* _RECORD EXTRACTS_

=== Section Start ===

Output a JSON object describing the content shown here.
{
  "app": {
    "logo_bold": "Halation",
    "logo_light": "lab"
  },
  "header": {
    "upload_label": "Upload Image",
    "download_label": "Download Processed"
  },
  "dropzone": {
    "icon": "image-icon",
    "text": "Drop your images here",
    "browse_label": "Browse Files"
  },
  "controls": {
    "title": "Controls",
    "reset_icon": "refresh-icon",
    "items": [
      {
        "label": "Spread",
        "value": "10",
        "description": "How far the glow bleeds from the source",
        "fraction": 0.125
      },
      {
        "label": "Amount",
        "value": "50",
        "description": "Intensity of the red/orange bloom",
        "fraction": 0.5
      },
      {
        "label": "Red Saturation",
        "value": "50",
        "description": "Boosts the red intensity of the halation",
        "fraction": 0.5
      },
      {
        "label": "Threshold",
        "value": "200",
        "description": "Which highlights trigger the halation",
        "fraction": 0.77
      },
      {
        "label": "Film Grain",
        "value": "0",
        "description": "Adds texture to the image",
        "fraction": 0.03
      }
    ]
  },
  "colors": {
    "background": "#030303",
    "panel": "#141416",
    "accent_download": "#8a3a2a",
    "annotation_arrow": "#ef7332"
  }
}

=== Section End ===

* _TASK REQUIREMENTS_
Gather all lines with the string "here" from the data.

* _EXERCISE RESULT_
Output a JSON object describing the content shown here.
    "text": "Drop your images here",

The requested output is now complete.